Her clients instead choose to “embrace the shake” and find the slow exercises to be challenging but doable.

Created in Los Angeles the early 2000s by celebrity fitness trainer Sebastien Lagree, the exercise routine has evolved over the years. The Megaformers in Brown’s Roseville studio are the latest model, the seventh version of Lagree’s original machine.

Brown said the exercise is distinct from Pilates, though Lagree was a Pilates instructor and many clients expect a similar experience when they see the machines. Lagree’s fitness method focuses on adjusting resistance and angles of movement, based on clients’ needs and abilities.

For Brown, the flexibility of Lagree is what drew her in. Around the time the method was just getting started, the Sacramento native lived in Los Angeles and discovered the exercise through a studio in West Hollywood.

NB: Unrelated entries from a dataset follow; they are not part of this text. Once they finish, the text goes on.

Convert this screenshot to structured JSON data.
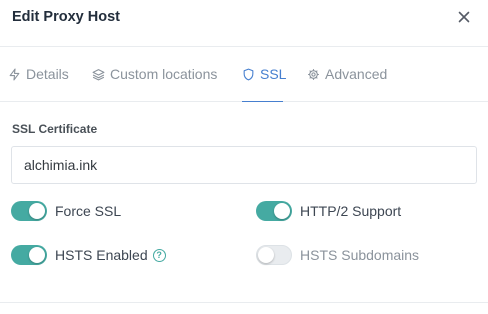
{
  "modal": {
    "title": "Edit Proxy Host",
    "close_icon": "close-icon"
  },
  "tabs": [
    {
      "label": "Details",
      "icon": "bolt-icon",
      "active": false
    },
    {
      "label": "Custom locations",
      "icon": "layers-icon",
      "active": false
    },
    {
      "label": "SSL",
      "icon": "shield-icon",
      "active": true
    },
    {
      "label": "Advanced",
      "icon": "gear-icon",
      "active": false
    }
  ],
  "ssl": {
    "certificate_label": "SSL Certificate",
    "certificate_value": "alchimia.ink",
    "options": [
      {
        "label": "Force SSL",
        "enabled": true
      },
      {
        "label": "HTTP/2 Support",
        "enabled": true
      },
      {
        "label": "HSTS Enabled",
        "enabled": true,
        "help_icon": "question-circle-icon"
      },
      {
        "label": "HSTS Subdomains",
        "enabled": false
      }
    ]
  },
  "colors": {
    "accent": "#467fcf",
    "toggle_on": "#45aaa2",
    "muted_text": "#8b939c"
  }
}
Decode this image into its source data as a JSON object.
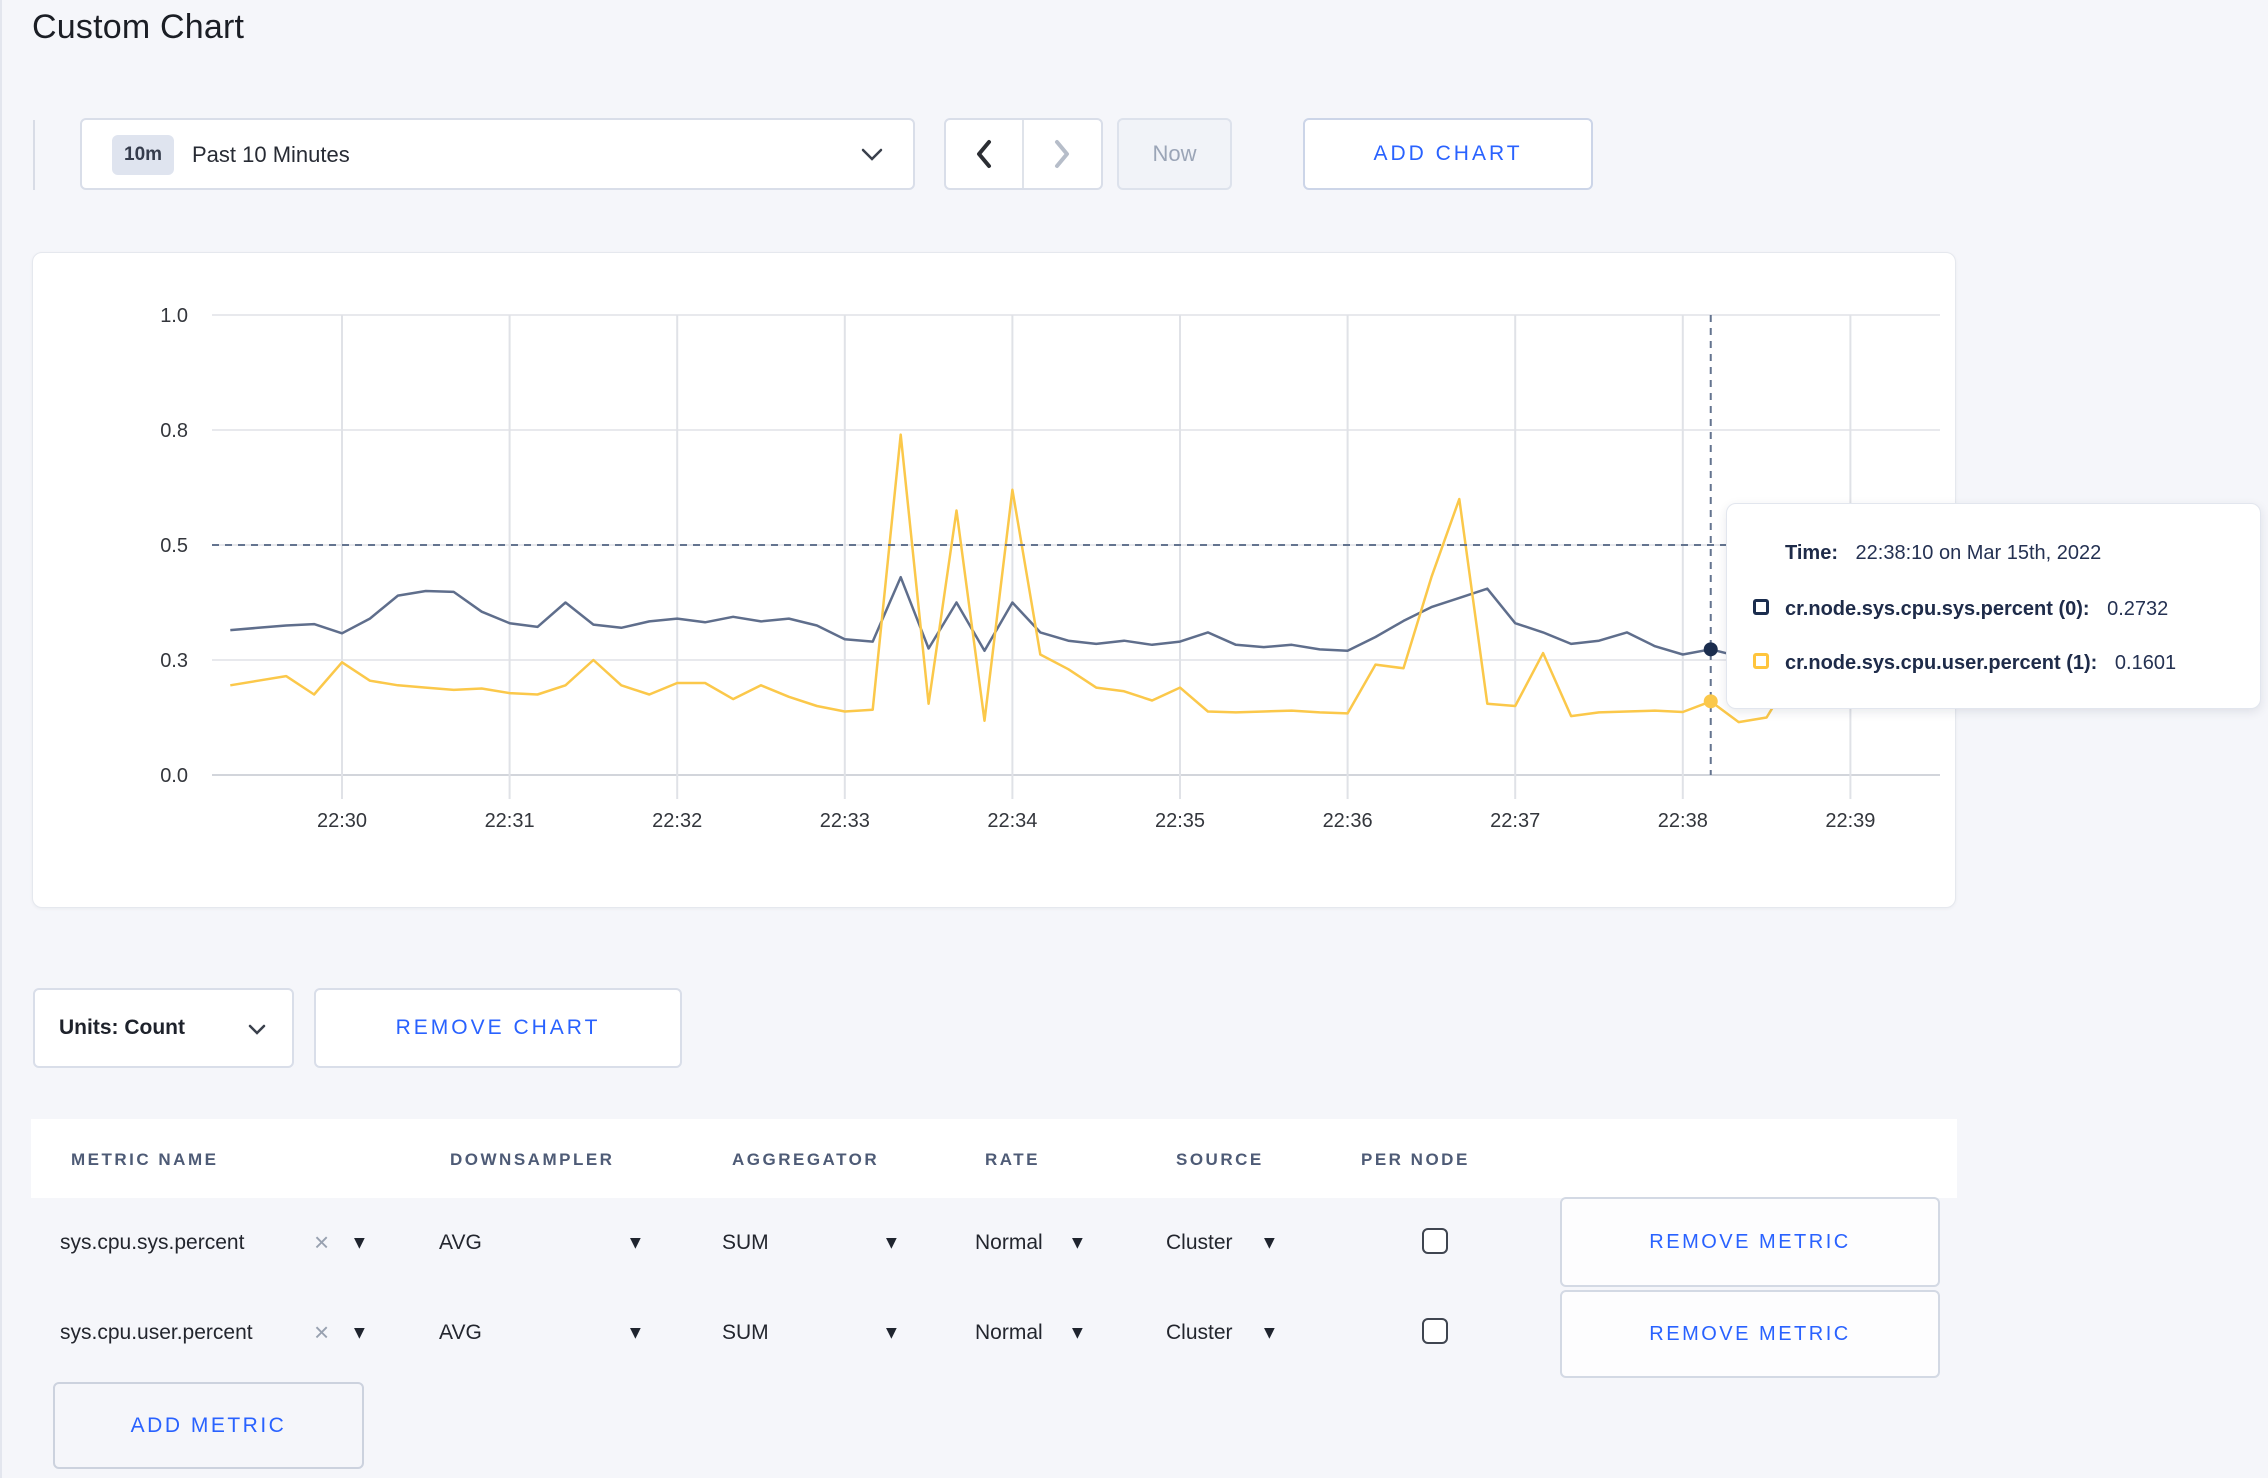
{
  "page": {
    "title": "Custom Chart"
  },
  "colors": {
    "accent_blue": "#2962ff",
    "series_sys_line": "#5f6e8c",
    "series_sys_swatch": "#1b2d4e",
    "series_user_line": "#fbc84a",
    "series_user_swatch": "#ffc53d",
    "grid": "#e8e9ed",
    "axis_text": "#33363c",
    "crosshair": "#64748f"
  },
  "toolbar": {
    "time_range": {
      "badge": "10m",
      "label": "Past 10 Minutes"
    },
    "now_label": "Now",
    "add_chart_label": "ADD CHART"
  },
  "chart_data": {
    "type": "line",
    "ylim": [
      0,
      1
    ],
    "y_tick_values": [
      0,
      0.25,
      0.5,
      0.75,
      1.0
    ],
    "y_tick_labels": [
      "0.0",
      "0.3",
      "0.5",
      "0.8",
      "1.0"
    ],
    "x_ticks": [
      "22:30",
      "22:31",
      "22:32",
      "22:33",
      "22:34",
      "22:35",
      "22:36",
      "22:37",
      "22:38",
      "22:39"
    ],
    "x_start": "22:29:20",
    "x_step_seconds": 10,
    "grid": true,
    "series": [
      {
        "name": "cr.node.sys.cpu.sys.percent",
        "values": [
          0.315,
          0.32,
          0.325,
          0.328,
          0.308,
          0.34,
          0.39,
          0.4,
          0.398,
          0.355,
          0.33,
          0.322,
          0.375,
          0.327,
          0.32,
          0.334,
          0.34,
          0.332,
          0.344,
          0.334,
          0.34,
          0.325,
          0.295,
          0.29,
          0.43,
          0.275,
          0.375,
          0.27,
          0.375,
          0.31,
          0.292,
          0.285,
          0.292,
          0.283,
          0.29,
          0.31,
          0.283,
          0.278,
          0.283,
          0.273,
          0.27,
          0.3,
          0.335,
          0.365,
          0.385,
          0.405,
          0.33,
          0.31,
          0.285,
          0.292,
          0.31,
          0.28,
          0.262,
          0.2732,
          0.258,
          0.262,
          0.272,
          0.265,
          0.27
        ]
      },
      {
        "name": "cr.node.sys.cpu.user.percent",
        "values": [
          0.195,
          0.205,
          0.215,
          0.175,
          0.245,
          0.205,
          0.195,
          0.19,
          0.185,
          0.188,
          0.178,
          0.175,
          0.195,
          0.25,
          0.195,
          0.175,
          0.2,
          0.2,
          0.165,
          0.195,
          0.17,
          0.15,
          0.138,
          0.142,
          0.74,
          0.155,
          0.575,
          0.118,
          0.62,
          0.262,
          0.23,
          0.19,
          0.182,
          0.162,
          0.19,
          0.138,
          0.136,
          0.138,
          0.14,
          0.136,
          0.134,
          0.24,
          0.232,
          0.43,
          0.6,
          0.155,
          0.15,
          0.265,
          0.128,
          0.136,
          0.138,
          0.14,
          0.137,
          0.1601,
          0.115,
          0.125,
          0.225,
          0.245,
          0.2
        ]
      }
    ],
    "crosshair": {
      "time": "22:38:10",
      "minutes_from_first_tick": 8.1667,
      "horizontal_value": 0.5,
      "point_values": [
        0.2732,
        0.1601
      ]
    }
  },
  "tooltip": {
    "time_label": "Time:",
    "time_value": "22:38:10 on Mar 15th, 2022",
    "rows": [
      {
        "label": "cr.node.sys.cpu.sys.percent (0):",
        "value": "0.2732"
      },
      {
        "label": "cr.node.sys.cpu.user.percent (1):",
        "value": "0.1601"
      }
    ]
  },
  "chart_controls": {
    "units_label": "Units: Count",
    "remove_chart_label": "REMOVE CHART"
  },
  "table": {
    "headers": [
      "METRIC NAME",
      "DOWNSAMPLER",
      "AGGREGATOR",
      "RATE",
      "SOURCE",
      "PER NODE"
    ],
    "rows": [
      {
        "metric": "sys.cpu.sys.percent",
        "downsampler": "AVG",
        "aggregator": "SUM",
        "rate": "Normal",
        "source": "Cluster",
        "per_node_checked": false,
        "remove_label": "REMOVE METRIC"
      },
      {
        "metric": "sys.cpu.user.percent",
        "downsampler": "AVG",
        "aggregator": "SUM",
        "rate": "Normal",
        "source": "Cluster",
        "per_node_checked": false,
        "remove_label": "REMOVE METRIC"
      }
    ],
    "add_metric_label": "ADD METRIC"
  }
}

Having tried Pilates, spinning, boot camps and running, this version of fitness finally got her hooked on working out.

“It was the only workout I never got bored with,” she said. “You never plateau so it’s always challenging.”

For Roseville resident Christina Sorenson, she was impressed by visible progress after four classes. Unlike Ryback, Sorenson is new to the Lagree method and started taking classes in late October when Instaphysique opened.

“I know it sounds crazy, but I swear I’m already seeing results,” Sorenson said. “I’m more toned and stronger than before.”

Sorenson also likes the small-group aspect of the Lagree classes, saying it’s difficult for her to stay motivated when working out on her own because she gets distracted. Lagree has a mind-body connection she hasn’t found in other exercise regimens.

Most of Brown’s clients are men and women in their 20s through 40s, but she has some clients over 70 years old. Pregnant women can participate with modified exercises all the way to term as well, Brown said.

Clients who should be wary of the Lagree method are those who have chronic back pain, severe medical conditions or joint problems, according to the studio’s website.

As for the Megaformer, Sorenson said she was apprehensive at her first class but learned to not be intimidated by the machine’s complicated appearance.

“The instructors are really good at telling you where you’re supposed to be and what you’re supposed to feel,” Sorenson said. “Be ready to work hard but work at your level.”